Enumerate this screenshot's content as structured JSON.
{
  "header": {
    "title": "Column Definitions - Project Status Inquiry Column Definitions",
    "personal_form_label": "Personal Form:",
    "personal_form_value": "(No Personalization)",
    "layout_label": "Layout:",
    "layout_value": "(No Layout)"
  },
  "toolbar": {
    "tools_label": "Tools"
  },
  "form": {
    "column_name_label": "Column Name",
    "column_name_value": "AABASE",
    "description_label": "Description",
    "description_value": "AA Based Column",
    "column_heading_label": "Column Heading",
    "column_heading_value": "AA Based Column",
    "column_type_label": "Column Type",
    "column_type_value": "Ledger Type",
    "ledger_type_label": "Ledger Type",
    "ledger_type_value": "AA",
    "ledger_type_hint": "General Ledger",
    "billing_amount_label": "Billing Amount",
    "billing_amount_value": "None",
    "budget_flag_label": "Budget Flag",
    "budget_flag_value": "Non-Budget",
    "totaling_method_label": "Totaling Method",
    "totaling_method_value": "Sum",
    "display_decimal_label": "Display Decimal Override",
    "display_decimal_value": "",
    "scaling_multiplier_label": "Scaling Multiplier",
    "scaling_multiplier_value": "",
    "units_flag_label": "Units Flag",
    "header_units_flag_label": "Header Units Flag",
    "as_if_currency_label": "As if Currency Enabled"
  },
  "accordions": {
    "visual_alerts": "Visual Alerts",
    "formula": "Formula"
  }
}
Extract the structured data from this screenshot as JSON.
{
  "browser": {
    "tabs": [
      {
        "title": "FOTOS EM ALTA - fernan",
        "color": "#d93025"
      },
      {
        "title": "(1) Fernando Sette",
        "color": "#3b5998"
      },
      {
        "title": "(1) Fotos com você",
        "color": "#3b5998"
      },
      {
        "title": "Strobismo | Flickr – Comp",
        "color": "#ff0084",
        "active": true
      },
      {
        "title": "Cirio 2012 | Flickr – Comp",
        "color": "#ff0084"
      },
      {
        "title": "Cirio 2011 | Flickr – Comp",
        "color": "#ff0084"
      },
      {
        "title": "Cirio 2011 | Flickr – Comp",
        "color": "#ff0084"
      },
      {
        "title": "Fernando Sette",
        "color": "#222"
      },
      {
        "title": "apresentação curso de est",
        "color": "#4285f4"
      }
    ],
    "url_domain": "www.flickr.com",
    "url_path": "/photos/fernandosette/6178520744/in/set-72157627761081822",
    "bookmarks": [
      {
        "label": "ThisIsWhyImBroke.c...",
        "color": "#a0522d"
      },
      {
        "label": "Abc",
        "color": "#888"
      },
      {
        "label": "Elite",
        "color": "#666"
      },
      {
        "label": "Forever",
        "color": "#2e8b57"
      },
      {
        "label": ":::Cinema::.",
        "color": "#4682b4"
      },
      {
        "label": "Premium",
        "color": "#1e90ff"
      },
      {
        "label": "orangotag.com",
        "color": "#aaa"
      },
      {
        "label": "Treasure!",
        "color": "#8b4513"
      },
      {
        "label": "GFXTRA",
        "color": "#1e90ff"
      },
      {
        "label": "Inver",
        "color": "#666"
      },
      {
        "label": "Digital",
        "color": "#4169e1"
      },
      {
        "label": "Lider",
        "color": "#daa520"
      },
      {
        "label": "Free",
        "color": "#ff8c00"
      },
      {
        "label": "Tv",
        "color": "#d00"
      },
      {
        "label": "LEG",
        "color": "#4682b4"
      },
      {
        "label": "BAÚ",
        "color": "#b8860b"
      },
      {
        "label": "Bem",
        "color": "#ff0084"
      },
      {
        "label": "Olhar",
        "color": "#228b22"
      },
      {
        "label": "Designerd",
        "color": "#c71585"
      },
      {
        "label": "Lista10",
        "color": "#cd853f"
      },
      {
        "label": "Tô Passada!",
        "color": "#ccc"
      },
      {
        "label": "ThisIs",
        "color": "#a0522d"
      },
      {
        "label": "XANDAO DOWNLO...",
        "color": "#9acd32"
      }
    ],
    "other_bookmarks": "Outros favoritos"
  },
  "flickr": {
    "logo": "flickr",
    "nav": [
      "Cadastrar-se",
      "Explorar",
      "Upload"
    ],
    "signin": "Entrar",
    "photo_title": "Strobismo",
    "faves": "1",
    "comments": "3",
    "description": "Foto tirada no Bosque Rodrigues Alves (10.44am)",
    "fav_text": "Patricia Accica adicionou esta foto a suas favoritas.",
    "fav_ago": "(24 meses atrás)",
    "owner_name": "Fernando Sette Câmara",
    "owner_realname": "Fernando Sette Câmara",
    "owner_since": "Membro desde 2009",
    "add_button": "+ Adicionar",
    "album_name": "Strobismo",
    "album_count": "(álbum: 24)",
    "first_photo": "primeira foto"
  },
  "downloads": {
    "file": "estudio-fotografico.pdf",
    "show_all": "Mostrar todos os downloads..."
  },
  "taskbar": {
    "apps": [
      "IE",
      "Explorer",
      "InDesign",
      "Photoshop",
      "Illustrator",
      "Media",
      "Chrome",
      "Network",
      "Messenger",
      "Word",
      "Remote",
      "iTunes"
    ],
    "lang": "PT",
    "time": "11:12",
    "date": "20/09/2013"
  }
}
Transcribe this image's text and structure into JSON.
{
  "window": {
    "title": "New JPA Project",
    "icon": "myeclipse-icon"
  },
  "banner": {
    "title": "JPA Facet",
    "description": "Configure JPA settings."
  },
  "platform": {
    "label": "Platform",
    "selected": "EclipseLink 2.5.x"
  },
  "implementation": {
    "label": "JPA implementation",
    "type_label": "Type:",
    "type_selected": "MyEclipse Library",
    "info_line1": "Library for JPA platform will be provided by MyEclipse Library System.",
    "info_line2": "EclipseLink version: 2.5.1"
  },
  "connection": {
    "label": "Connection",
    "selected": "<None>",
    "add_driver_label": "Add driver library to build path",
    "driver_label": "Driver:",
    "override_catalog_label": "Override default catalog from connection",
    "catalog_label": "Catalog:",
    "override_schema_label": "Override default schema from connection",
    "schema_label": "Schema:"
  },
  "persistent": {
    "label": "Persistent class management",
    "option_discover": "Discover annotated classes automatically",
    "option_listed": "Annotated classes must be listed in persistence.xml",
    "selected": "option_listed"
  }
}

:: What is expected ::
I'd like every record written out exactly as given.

:: Your solution ::
Enumerate this screenshot's content as structured JSON.
{
  "header": {
    "title": "Column Definitions - Project Status Inquiry Column Definitions",
    "personal_form_label": "Personal Form:",
    "personal_form_value": "(No Personalization)",
    "layout_label": "Layout:",
    "layout_value": "(No Layout)"
  },
  "toolbar": {
    "tools_label": "Tools"
  },
  "form": {
    "column_name_label": "Column Name",
    "column_name_value": "AABASE",
    "description_label": "Description",
    "description_value": "AA Based Column",
    "column_heading_label": "Column Heading",
    "column_heading_value": "AA Based Column",
    "column_type_label": "Column Type",
    "column_type_value": "Ledger Type",
    "ledger_type_label": "Ledger Type",
    "ledger_type_value": "AA",
    "ledger_type_hint": "General Ledger",
    "billing_amount_label": "Billing Amount",
    "billing_amount_value": "None",
    "budget_flag_label": "Budget Flag",
    "budget_flag_value": "Non-Budget",
    "totaling_method_label": "Totaling Method",
    "totaling_method_value": "Sum",
    "display_decimal_label": "Display Decimal Override",
    "display_decimal_value": "",
    "scaling_multiplier_label": "Scaling Multiplier",
    "scaling_multiplier_value": "",
    "units_flag_label": "Units Flag",
    "header_units_flag_label": "Header Units Flag",
    "as_if_currency_label": "As if Currency Enabled"
  },
  "accordions": {
    "visual_alerts": "Visual Alerts",
    "formula": "Formula"
  }
}
Extract the structured data from this screenshot as JSON.
{
  "browser": {
    "tabs": [
      {
        "title": "FOTOS EM ALTA - fernan",
        "color": "#d93025"
      },
      {
        "title": "(1) Fernando Sette",
        "color": "#3b5998"
      },
      {
        "title": "(1) Fotos com você",
        "color": "#3b5998"
      },
      {
        "title": "Strobismo | Flickr – Comp",
        "color": "#ff0084",
        "active": true
      },
      {
        "title": "Cirio 2012 | Flickr – Comp",
        "color": "#ff0084"
      },
      {
        "title": "Cirio 2011 | Flickr – Comp",
        "color": "#ff0084"
      },
      {
        "title": "Cirio 2011 | Flickr – Comp",
        "color": "#ff0084"
      },
      {
        "title": "Fernando Sette",
        "color": "#222"
      },
      {
        "title": "apresentação curso de est",
        "color": "#4285f4"
      }
    ],
    "url_domain": "www.flickr.com",
    "url_path": "/photos/fernandosette/6178520744/in/set-72157627761081822",
    "bookmarks": [
      {
        "label": "ThisIsWhyImBroke.c...",
        "color": "#a0522d"
      },
      {
        "label": "Abc",
        "color": "#888"
      },
      {
        "label": "Elite",
        "color": "#666"
      },
      {
        "label": "Forever",
        "color": "#2e8b57"
      },
      {
        "label": ":::Cinema::.",
        "color": "#4682b4"
      },
      {
        "label": "Premium",
        "color": "#1e90ff"
      },
      {
        "label": "orangotag.com",
        "color": "#aaa"
      },
      {
        "label": "Treasure!",
        "color": "#8b4513"
      },
      {
        "label": "GFXTRA",
        "color": "#1e90ff"
      },
      {
        "label": "Inver",
        "color": "#666"
      },
      {
        "label": "Digital",
        "color": "#4169e1"
      },
      {
        "label": "Lider",
        "color": "#daa520"
      },
      {
        "label": "Free",
        "color": "#ff8c00"
      },
      {
        "label": "Tv",
        "color": "#d00"
      },
      {
        "label": "LEG",
        "color": "#4682b4"
      },
      {
        "label": "BAÚ",
        "color": "#b8860b"
      },
      {
        "label": "Bem",
        "color": "#ff0084"
      },
      {
        "label": "Olhar",
        "color": "#228b22"
      },
      {
        "label": "Designerd",
        "color": "#c71585"
      },
      {
        "label": "Lista10",
        "color": "#cd853f"
      },
      {
        "label": "Tô Passada!",
        "color": "#ccc"
      },
      {
        "label": "ThisIs",
        "color": "#a0522d"
      },
      {
        "label": "XANDAO DOWNLO...",
        "color": "#9acd32"
      }
    ],
    "other_bookmarks": "Outros favoritos"
  },
  "flickr": {
    "logo": "flickr",
    "nav": [
      "Cadastrar-se",
      "Explorar",
      "Upload"
    ],
    "signin": "Entrar",
    "photo_title": "Strobismo",
    "faves": "1",
    "comments": "3",
    "description": "Foto tirada no Bosque Rodrigues Alves (10.44am)",
    "fav_text": "Patricia Accica adicionou esta foto a suas favoritas.",
    "fav_ago": "(24 meses atrás)",
    "owner_name": "Fernando Sette Câmara",
    "owner_realname": "Fernando Sette Câmara",
    "owner_since": "Membro desde 2009",
    "add_button": "+ Adicionar",
    "album_name": "Strobismo",
    "album_count": "(álbum: 24)",
    "first_photo": "primeira foto"
  },
  "downloads": {
    "file": "estudio-fotografico.pdf",
    "show_all": "Mostrar todos os downloads..."
  },
  "taskbar": {
    "apps": [
      "IE",
      "Explorer",
      "InDesign",
      "Photoshop",
      "Illustrator",
      "Media",
      "Chrome",
      "Network",
      "Messenger",
      "Word",
      "Remote",
      "iTunes"
    ],
    "lang": "PT",
    "time": "11:12",
    "date": "20/09/2013"
  }
}
Transcribe this image's text and structure into JSON.
{
  "window": {
    "title": "New JPA Project",
    "icon": "myeclipse-icon"
  },
  "banner": {
    "title": "JPA Facet",
    "description": "Configure JPA settings."
  },
  "platform": {
    "label": "Platform",
    "selected": "EclipseLink 2.5.x"
  },
  "implementation": {
    "label": "JPA implementation",
    "type_label": "Type:",
    "type_selected": "MyEclipse Library",
    "info_line1": "Library for JPA platform will be provided by MyEclipse Library System.",
    "info_line2": "EclipseLink version: 2.5.1"
  },
  "connection": {
    "label": "Connection",
    "selected": "<None>",
    "add_driver_label": "Add driver library to build path",
    "driver_label": "Driver:",
    "override_catalog_label": "Override default catalog from connection",
    "catalog_label": "Catalog:",
    "override_schema_label": "Override default schema from connection",
    "schema_label": "Schema:"
  },
  "persistent": {
    "label": "Persistent class management",
    "option_discover": "Discover annotated classes automatically",
    "option_listed": "Annotated classes must be listed in persistence.xml",
    "selected": "option_listed"
  }
}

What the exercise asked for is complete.